In Queens, that is Congressman Joseph Crowley, in Kings it is Assemblyman Vito Lopez. For the Brooklyn-Queens congressional district, both leaders concurred in the choice of David Weprin; he would have been the only person in recent memory to have been a member of the City Council, the state legislature, and the U.S. Congress. That, however was not to be, although he could be consoled by the words of Meat Loaf, "Two out of three ain't bad" (Rule 20-T).

Many voters had negative views on the economy and the Obama administration, which were reflected in the vote. When seen together, Turner, at 70, was physically more imposing than Weprin, who is 55. Turner was a more folksy and less political figure, running at a time when politicians are not held in high regard for good and sufficient reasons.

The solidarity of Democrats, practically all the legislators lining up like sparrows on a wire to support colleague Weprin, left the field open for independent Mayor Koch and Assemblyman Dov Hikind, both of whom occasionally support Republicans. Both Liberal Party members and Conservative leader Michael Long supported Turner. The Liberals want Obama to win in 2012, and urgently wish him to change course before it is too late. The Conservatives simply oppose Obama, and are promoting the Turner victory as a national uprising.

Basically, this was an election between boss-picked candidates to fill a vacancy created when party leaders decided that a wayward Congressman guilty of infantile behavior was dispensable. The problem they must face is that the cure for Weiner's bizarre misconduct may be worse for the Democrats than the disease.

The wild card in the primary turned out to be Mayor Koch, a popular and credible octogenerian leader who seeks no public office, and is therefore more susceptible to the dictates of conscience. He has never been shy about expressing his opinions, and the fate of the Jewish people is an issue of great importance to him, although he is a secular Jew. His early intervention made the sleepy race competitive. The vigorous Turner campaign attracted both Russians and Orthodox Jews, neither of whom has particularly high regard for the other. Politically, the Russians are mostly conservative, having lived under an all-powerful state.

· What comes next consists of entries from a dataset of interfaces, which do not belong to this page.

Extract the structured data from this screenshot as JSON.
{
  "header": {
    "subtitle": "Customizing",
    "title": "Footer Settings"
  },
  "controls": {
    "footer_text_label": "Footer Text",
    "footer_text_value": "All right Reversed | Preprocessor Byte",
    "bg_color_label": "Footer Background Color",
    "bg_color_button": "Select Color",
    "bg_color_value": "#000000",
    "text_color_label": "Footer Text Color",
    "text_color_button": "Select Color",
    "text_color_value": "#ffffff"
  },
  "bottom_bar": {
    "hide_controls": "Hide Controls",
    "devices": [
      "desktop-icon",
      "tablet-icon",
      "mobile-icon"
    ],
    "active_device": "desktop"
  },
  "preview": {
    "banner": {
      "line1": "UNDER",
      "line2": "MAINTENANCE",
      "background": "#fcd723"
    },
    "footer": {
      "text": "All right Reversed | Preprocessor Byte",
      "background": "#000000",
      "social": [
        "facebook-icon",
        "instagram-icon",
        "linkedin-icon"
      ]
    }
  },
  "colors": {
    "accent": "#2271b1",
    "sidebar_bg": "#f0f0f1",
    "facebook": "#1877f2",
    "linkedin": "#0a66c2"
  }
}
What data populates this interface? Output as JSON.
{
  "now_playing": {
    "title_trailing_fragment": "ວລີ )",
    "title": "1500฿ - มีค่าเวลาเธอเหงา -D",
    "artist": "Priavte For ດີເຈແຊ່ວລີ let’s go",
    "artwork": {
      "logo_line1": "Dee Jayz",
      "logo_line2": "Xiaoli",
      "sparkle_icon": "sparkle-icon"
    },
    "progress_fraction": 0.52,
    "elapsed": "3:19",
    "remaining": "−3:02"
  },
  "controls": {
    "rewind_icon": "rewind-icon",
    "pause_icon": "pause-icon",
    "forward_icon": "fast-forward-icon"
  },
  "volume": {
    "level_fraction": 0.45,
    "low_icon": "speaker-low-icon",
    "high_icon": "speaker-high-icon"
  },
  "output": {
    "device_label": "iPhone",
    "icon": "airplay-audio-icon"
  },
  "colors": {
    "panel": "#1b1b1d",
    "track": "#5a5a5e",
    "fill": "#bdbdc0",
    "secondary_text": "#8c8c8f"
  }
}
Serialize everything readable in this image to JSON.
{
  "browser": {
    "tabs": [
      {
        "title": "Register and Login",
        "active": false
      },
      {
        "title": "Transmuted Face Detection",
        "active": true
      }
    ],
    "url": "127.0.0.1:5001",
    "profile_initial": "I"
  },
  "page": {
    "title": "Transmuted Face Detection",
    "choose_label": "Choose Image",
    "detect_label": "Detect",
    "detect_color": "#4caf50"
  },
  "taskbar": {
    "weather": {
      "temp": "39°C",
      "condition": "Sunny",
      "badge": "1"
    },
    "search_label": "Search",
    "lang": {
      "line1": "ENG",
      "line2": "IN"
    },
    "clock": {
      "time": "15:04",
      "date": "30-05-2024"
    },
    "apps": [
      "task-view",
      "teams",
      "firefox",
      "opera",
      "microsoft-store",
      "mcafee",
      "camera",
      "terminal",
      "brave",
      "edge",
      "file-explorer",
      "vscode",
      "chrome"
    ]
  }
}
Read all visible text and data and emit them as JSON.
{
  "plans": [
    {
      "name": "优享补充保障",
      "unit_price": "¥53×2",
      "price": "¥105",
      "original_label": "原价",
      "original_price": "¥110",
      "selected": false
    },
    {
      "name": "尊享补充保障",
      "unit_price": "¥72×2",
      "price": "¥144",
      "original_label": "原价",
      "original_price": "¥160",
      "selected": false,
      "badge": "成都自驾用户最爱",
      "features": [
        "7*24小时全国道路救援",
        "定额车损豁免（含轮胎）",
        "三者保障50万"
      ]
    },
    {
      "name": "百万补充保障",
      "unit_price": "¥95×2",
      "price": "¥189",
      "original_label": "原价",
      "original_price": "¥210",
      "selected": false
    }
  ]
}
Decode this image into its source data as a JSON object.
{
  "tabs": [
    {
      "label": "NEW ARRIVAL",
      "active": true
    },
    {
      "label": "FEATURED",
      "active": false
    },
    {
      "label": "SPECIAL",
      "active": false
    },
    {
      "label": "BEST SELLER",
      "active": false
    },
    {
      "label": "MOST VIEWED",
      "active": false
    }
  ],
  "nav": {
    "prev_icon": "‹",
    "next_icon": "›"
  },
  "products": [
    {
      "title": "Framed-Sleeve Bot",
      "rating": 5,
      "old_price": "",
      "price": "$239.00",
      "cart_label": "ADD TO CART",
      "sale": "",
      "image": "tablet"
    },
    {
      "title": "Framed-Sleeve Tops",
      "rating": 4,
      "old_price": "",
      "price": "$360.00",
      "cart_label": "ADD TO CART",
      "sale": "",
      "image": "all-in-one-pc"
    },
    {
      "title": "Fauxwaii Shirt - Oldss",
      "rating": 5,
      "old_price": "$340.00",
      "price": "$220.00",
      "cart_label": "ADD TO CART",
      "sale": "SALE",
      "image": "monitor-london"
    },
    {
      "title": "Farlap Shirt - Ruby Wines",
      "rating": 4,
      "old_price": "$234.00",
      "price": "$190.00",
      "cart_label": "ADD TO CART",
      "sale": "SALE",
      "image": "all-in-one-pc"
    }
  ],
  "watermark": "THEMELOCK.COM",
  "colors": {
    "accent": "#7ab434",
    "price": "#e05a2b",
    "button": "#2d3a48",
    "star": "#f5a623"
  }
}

The Orthodox were upset that Weprin favored gay marriage, and said that his position was consistent with his Orthodoxy. His co-religionists disputed his claim. I support gay marriage, although I was late to the cause. Turner promised Koch not to exploit the issue, and he kept his word. The Orthodox, however, consider this an important matter, even though the State legislature had approved it and will not change its position, in part because of demographics and in part because of increasing public acceptance of same-sex marriage.

So it is that Mr. Turner will go to Washington, and the Ninth District, in its present gerrymandered dumb-bell configuration, with a narrow link between Brooklyn and Queens, will retire to well-deserved oblivion, having enjoying its moment in the spotlight. Unless there is another major hurricane or other disaster, the television towers will not return to Broad Channel and Howard Beach.

Let us hope that the president gains insight from the events in New York-9, as they call it, and returns to the foreign policy of American presidents starting with Harry Truman in 1948, with the exception of Jimmy Carter, who has established a Center in Georgia that requires continuous infusions of funds, provided by friends in the Middle East.

More will be written about New York-9. It may be remembered like one of those towns whose high point was a battle in the Civil War, and after which has slept quietly for a century. But, on September 13, 2011, ten years and two days after the fateful 9/11, the people of the district spoke. I believe they were influenced to some extent by the national tragedy whose anniversary they had so recently observed. In any event, an election is a great public event and an expression of the views of the community which people who believe in democracy are bound to respect.